Coming of Age in Post-Soviet Russia
- List Price: $45.00
- Binding: Hardcover
- Publisher: Univ of Illinois Pr
- Publish date: 03/01/2000
Russian adolescents of the 1990s were born into the Soviet Union and grew up in the midst of the tremendous political, economic, and social upheaval of glasnost, perestroika, and the raspad (fragmentation of the USSR). How has this environment of uncertainty and turmoil affected them?
Anthropologist Fran Markowitz interviewed more than one hundred Russian teenagers to discover how adolescents have been coping with their country's seismic transitions. Her findings mark a substantive challenge to near-axiomatic theories of human development that regard cultural stability as indispensable to the successful navigation of adolescent upheaval.
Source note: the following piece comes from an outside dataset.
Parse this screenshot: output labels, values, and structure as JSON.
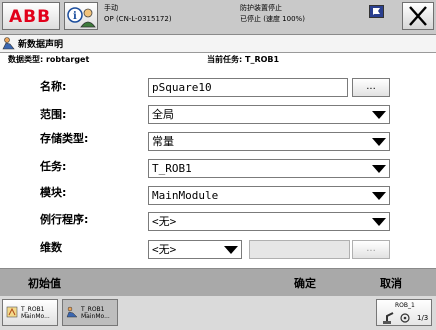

Markowitz's fieldwork supports the surprising conclusion that glasnost, perestroika, and the raspad -- and the disruptions they brought -- exerted a greater impact on Western political hopes and on many of Russia's adults than on young people's perceptions of their own lives. More momentous to nearly all these students than the 1991 attempted coup against Gorbachev and the dissolution of the Soviet Union was the abandonment of school uniforms, an event that ushered in a new era of personal choice, experimentation, and consumption.
In remarks on everything from being Russian to religion, sex, music, and military service, the teenagers convey a pragmatic, flexible, and optimistic approach to the future. Their perspectives suggest that culture change and social instability may be seen as positive forces, allowing for expressive opportunities, the establishment of individualized identities, and creative, pragmatic planning.